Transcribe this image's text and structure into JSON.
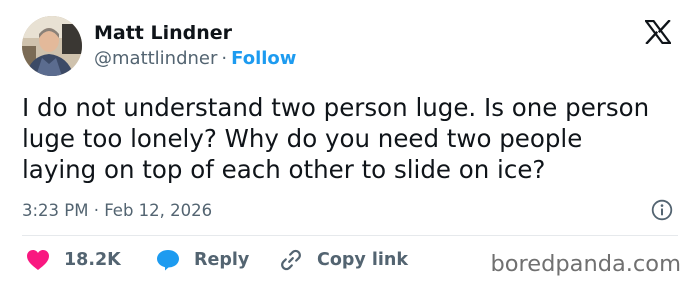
{
  "author": {
    "display_name": "Matt Lindner",
    "handle": "@mattlindner",
    "separator": "·",
    "follow_label": "Follow"
  },
  "tweet": {
    "text": "I do not understand two person luge. Is one person\nluge too lonely? Why do you need two people\nlaying on top of each other to slide on ice?",
    "timestamp": "3:23 PM · Feb 12, 2026"
  },
  "actions": {
    "like_count": "18.2K",
    "reply_label": "Reply",
    "copy_label": "Copy link"
  },
  "watermark": "boredpanda.com",
  "colors": {
    "accent": "#1d9bf0",
    "like": "#f91880",
    "text_primary": "#0f1419",
    "text_secondary": "#536471"
  },
  "icons": {
    "platform": "x-logo-icon",
    "info": "info-icon",
    "like": "heart-icon",
    "reply": "speech-bubble-icon",
    "copy": "link-icon"
  }
}
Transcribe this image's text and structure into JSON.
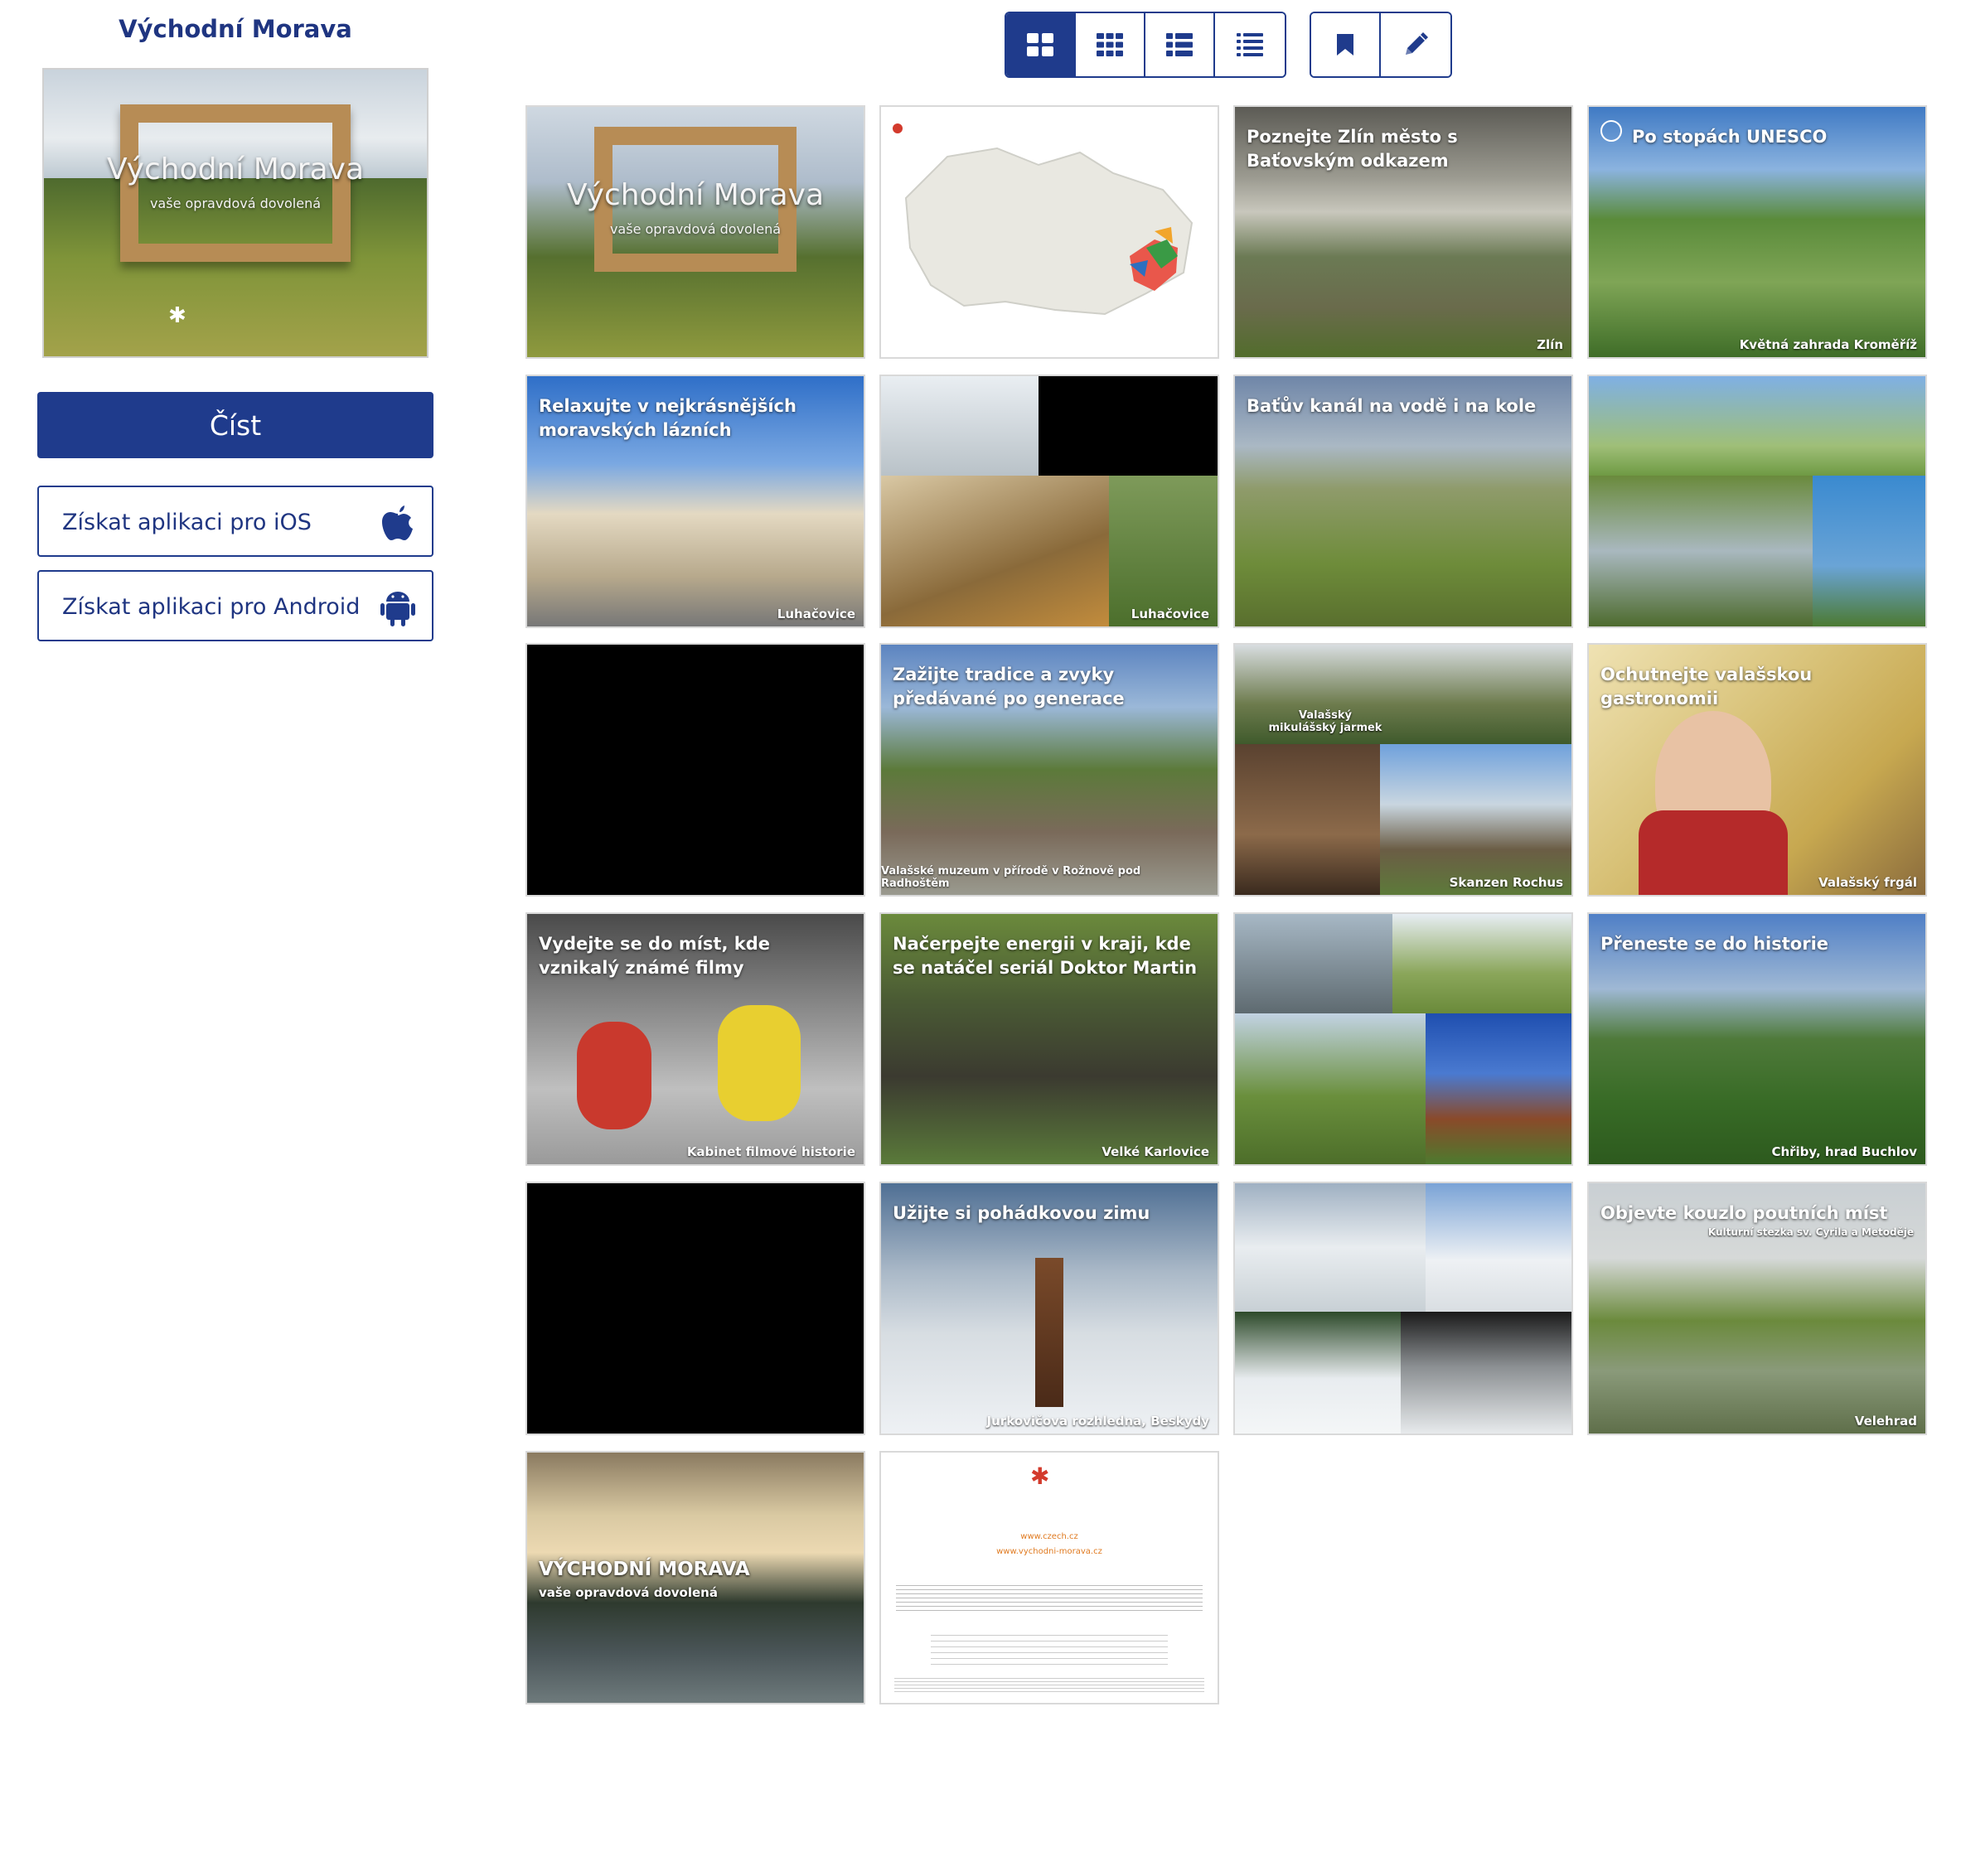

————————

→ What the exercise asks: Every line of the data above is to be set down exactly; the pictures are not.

→ Answer box:
Transcribe this image's text and structure into JSON.
{
  "author": {
    "display_name": "Matt Lindner",
    "handle": "@mattlindner",
    "separator": "·",
    "follow_label": "Follow"
  },
  "tweet": {
    "text": "I do not understand two person luge. Is one person\nluge too lonely? Why do you need two people\nlaying on top of each other to slide on ice?",
    "timestamp": "3:23 PM · Feb 12, 2026"
  },
  "actions": {
    "like_count": "18.2K",
    "reply_label": "Reply",
    "copy_label": "Copy link"
  },
  "watermark": "boredpanda.com",
  "colors": {
    "accent": "#1d9bf0",
    "like": "#f91880",
    "text_primary": "#0f1419",
    "text_secondary": "#536471"
  },
  "icons": {
    "platform": "x-logo-icon",
    "info": "info-icon",
    "like": "heart-icon",
    "reply": "speech-bubble-icon",
    "copy": "link-icon"
  }
}
Transcribe this image's text and structure into JSON.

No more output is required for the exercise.